The wound on Abdiwali Abdiqadir Muse's slim hand, where he was stabbed by a crew member during his pirate attack on a U.S. cargo ship, has been redressed. He's been given painkillers and antibiotics for his injuries and a Quran to use in prayer.
The Somali pirate is being held alone in a cramped cell for two weeks as part of the typical entry procedure at the federal prison also housing Bernard Madoff.
But he essentially has no idea what's going on, his lawyer says, as he faces what's believed to be the first U.S. piracy prosecution in more than a century.
"Imagine yourself in Somalia," court-appointed attorney Philip Weinstein said Friday. "Imagine how overwhelmed you'd be by everything."
Weinstein and co-counsel Deirde von Dornum met with Muse at a courthouse Friday for the first time since a federal judge ruled Muse, whose age is disputed, could be tried as an adult with piracy, conspiracy and brandishing and firing a gun during a conspiracy in the boarding of the Maersk Alabama on April 8.
The Maersk's captain, Richard Phillips, of Underhill, Vt., was held captive five days until Navy sharpshooters killed three other pirates floating in a lifeboat with him.

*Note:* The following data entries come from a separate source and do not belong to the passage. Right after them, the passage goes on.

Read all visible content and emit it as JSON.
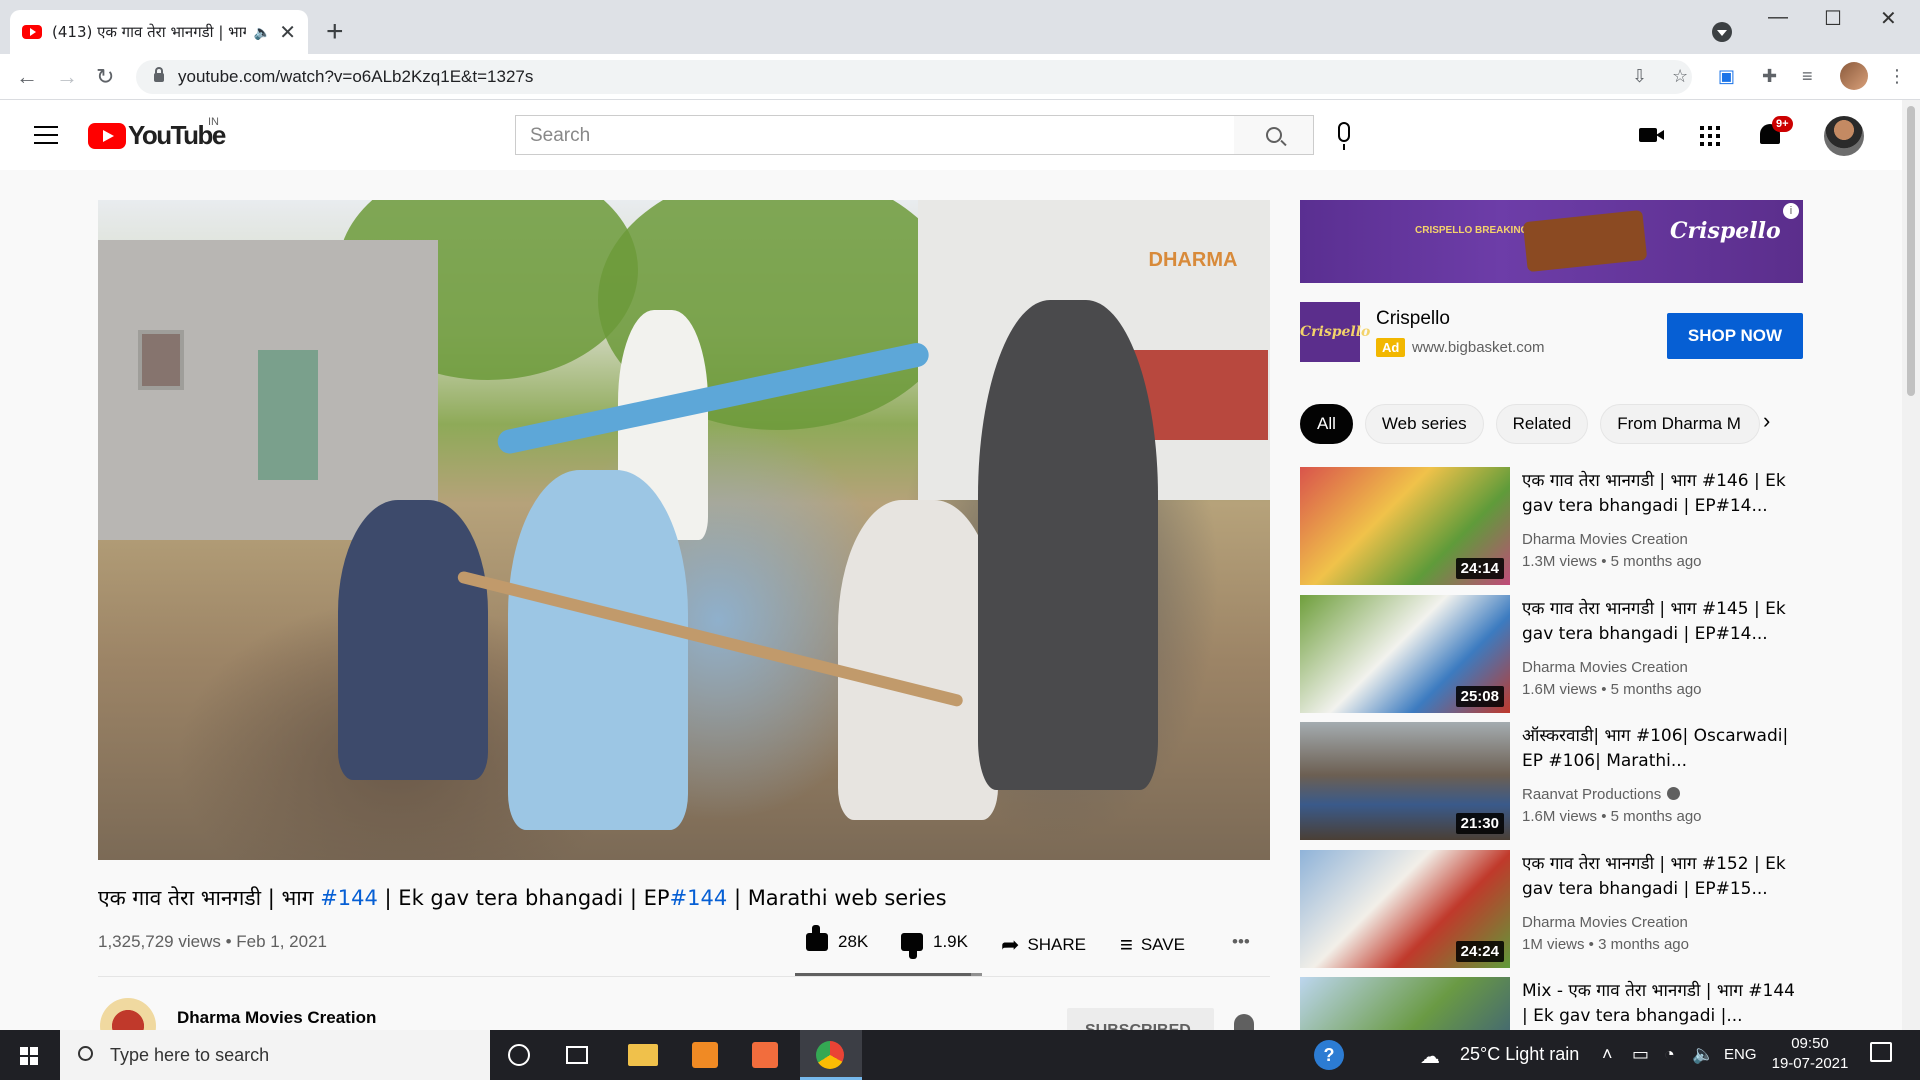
{
  "browser": {
    "tab_title": "(413) एक गाव तेरा भानगडी | भाग",
    "url": "youtube.com/watch?v=o6ALb2Kzq1E&t=1327s"
  },
  "youtube": {
    "logo_text": "YouTube",
    "country": "IN",
    "search_placeholder": "Search",
    "notif_badge": "9+"
  },
  "video": {
    "title_parts": [
      "एक गाव तेरा भानगडी | भाग ",
      "#144",
      " | Ek gav tera bhangadi | EP",
      "#144",
      " | Marathi web series"
    ],
    "views_date": "1,325,729 views • Feb 1, 2021",
    "likes": "28K",
    "dislikes": "1.9K",
    "share_label": "SHARE",
    "save_label": "SAVE",
    "more_label": "•••",
    "like_ratio": 0.94,
    "channel_name": "Dharma Movies Creation",
    "subscribe_label": "SUBSCRIBED",
    "watermark": "DHARMA"
  },
  "ad": {
    "banner_caption": "CRISPELLO BREAKING EQUAL SHARING",
    "banner_brand": "Crispello",
    "logo_text": "Crispello",
    "name": "Crispello",
    "tag": "Ad",
    "url": "www.bigbasket.com",
    "cta": "SHOP NOW",
    "info": "i"
  },
  "chips": [
    "All",
    "Web series",
    "Related",
    "From Dharma M"
  ],
  "recommendations": [
    {
      "title": "एक गाव तेरा भानगडी | भाग #146 | Ek gav tera bhangadi | EP#14...",
      "channel": "Dharma Movies Creation",
      "views": "1.3M views • 5 months ago",
      "duration": "24:14",
      "verified": false
    },
    {
      "title": "एक गाव तेरा भानगडी | भाग #145 | Ek gav tera bhangadi | EP#14...",
      "channel": "Dharma Movies Creation",
      "views": "1.6M views • 5 months ago",
      "duration": "25:08",
      "verified": false
    },
    {
      "title": "ऑस्करवाडी| भाग #106| Oscarwadi| EP #106| Marathi...",
      "channel": "Raanvat Productions",
      "views": "1.6M views • 5 months ago",
      "duration": "21:30",
      "verified": true
    },
    {
      "title": "एक गाव तेरा भानगडी | भाग #152 | Ek gav tera bhangadi | EP#15...",
      "channel": "Dharma Movies Creation",
      "views": "1M views • 3 months ago",
      "duration": "24:24",
      "verified": false
    },
    {
      "title": "Mix - एक गाव तेरा भानगडी | भाग #144 | Ek gav tera bhangadi |...",
      "channel": "",
      "views": "",
      "duration": "",
      "verified": false
    }
  ],
  "taskbar": {
    "search_placeholder": "Type here to search",
    "weather": "25°C  Light rain",
    "lang": "ENG",
    "time": "09:50",
    "date": "19-07-2021"
  },
  "colors": {
    "youtube_red": "#ff0000",
    "link_blue": "#065fd4",
    "ad_purple": "#5a2f91"
  }
}
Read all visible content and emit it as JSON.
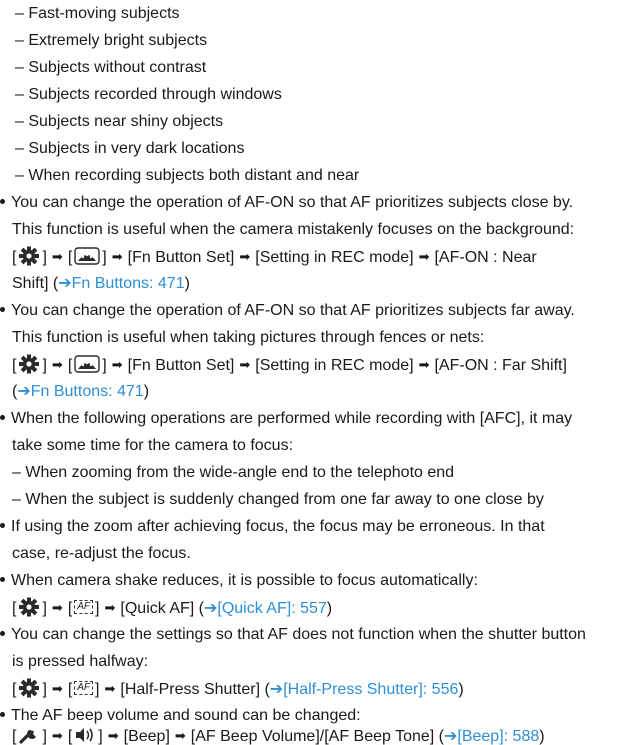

The decision by the federal government to bring Muse to justice in the United States has thrust the skinny teenager into the international spotlight and has raised legal questions about whether the U.S. is going too far in trying to make an example of someone so young.
The most serious count against Muse carries a mandatory sentence of life in prison.
Prosecutors portray Muse as the brazen ringleader of the pirates who shot at the ship's captain and bragged about prior marauding on the high seas. They say he gave wildly varying accounts of his age after his capture but is believed to be over 18. His parents, contacted in Somalia, say he's 15.
During court proceedings Tuesday, the 5-foot-2 Muse looked bewildered and so scrawny that his prison clothes were several sizes too big. He put his head in his hands and cried when his lawyers mentioned his family.
Weinstein and von Dornum are working now to simply establish a relationship with Muse, who doesn't understand the American legal system and knows only of a world where justice is dispensed with brutality and violence.
"We're at the beginning of the beginning," Weinstein said. "He's confused, overwhelmed. He doesn't quite appreciate fully what's going on."
The lawyers also are trying to get a Somali interpreter approved to work at the prison when they want to meet with Muse, who speaks only a few words of English. Until then they must meet with Muse at the courthouse.
Muse spends his days and nights in a 7 1/2-by-8-foot cinderblock cell with only a bunkbed, a sink and a toilet at the Metropolitan Correctional Center, in lower Manhattan. The lockup houses a range of criminals, from Madoff to assorted murderers and mobsters.
Muse, who is Muslim, has been given a special diet. So far he's been eating lots of salads and vegetables.
"He was given cold cuts, and he wasn't quite sure what to do with them, but that's being worked out," Weinstein said. "The prison is trying."